“The City can utilize remote flexibility as a tool to boost morale, retention, and recruitment,” the report reads. “This practice could potentially even achieve cost savings for the City.”

It pointed to Adams’ recent tentative contract deal with District Council 37 (DC37) — one of the city’s largest municipal unions, which included a commitment from the city to launch a remote work pilot program this spring.

The report also recommended that Adams’ administration create new positions for chief retention and recruitment officers. Both positions would reside in City Hall.

The chief retention officer would, according to the report, oversee and coordinate the city’s efforts to retain more of its current workforce by implementing recommendations in the report, like more closely tracking staffing trends across city agencies.

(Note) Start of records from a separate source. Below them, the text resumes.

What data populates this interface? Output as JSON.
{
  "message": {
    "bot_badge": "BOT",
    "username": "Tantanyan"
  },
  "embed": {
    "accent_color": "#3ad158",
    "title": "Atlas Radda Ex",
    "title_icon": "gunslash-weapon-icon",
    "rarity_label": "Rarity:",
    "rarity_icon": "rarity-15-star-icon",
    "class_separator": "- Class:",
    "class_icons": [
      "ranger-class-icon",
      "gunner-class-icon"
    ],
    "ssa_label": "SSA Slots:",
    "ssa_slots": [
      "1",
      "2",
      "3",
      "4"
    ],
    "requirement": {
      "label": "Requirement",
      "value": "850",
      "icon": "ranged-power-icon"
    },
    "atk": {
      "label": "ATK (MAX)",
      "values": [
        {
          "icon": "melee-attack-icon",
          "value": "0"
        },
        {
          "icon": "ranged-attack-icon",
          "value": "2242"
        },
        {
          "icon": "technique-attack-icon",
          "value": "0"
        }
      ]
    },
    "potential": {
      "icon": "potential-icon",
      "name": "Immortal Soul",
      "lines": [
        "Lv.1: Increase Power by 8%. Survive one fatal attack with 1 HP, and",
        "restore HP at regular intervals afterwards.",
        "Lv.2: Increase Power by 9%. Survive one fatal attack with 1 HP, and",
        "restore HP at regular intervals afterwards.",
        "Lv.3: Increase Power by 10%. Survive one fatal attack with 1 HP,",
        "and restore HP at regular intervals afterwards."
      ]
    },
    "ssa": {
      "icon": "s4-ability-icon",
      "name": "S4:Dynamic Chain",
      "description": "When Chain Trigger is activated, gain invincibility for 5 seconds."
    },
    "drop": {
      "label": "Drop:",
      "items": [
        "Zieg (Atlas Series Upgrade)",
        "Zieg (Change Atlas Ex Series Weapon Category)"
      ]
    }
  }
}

“This Officer would support managers dealing with staff burnout and low morale, as well as identify any other specific issues that may be motivating employees to leave,” the report reads. “The Officer would also support Human Resources teams within City agencies to implement remedial actions for what can be complex cultural issues.”

The recruitment czar would work across the city’s vast hiring apparatus to identify the vacancies that most need to be filled and recruit for those positions.

“Chief Recruitment Officer should also develop a plan to prioritize hiring in-demand workers with high levels of digital literacy so we can modernize the workforce,” the report reads.

A spokesperson for the mayor said his administration is taking “aggressive steps” to address the city’s vacancy rate, while pointing to the creation of the “flexible work committee” included in the DC37 contract.

“Since day one, Mayor Adams has made it his administration’s priority to deliver city services efficiently, equitably, and effectively to all New Yorkers,they said.

“Despite ongoing nationwide hiring challenges affecting the public and private sectors, the city continues to take aggressive steps to recruit and retain top talent across city agencies,” they added. “As part of our tentative contract agreement with DC37 announced two weeks ago, a flexible work committee will be created to discuss options to provide greater flexibility to employees and to enhance morale, including remote work, compressed and flexible work schedules. We welcome productive ideas from all stakeholders, and thank the 5Boro Institute for their report.”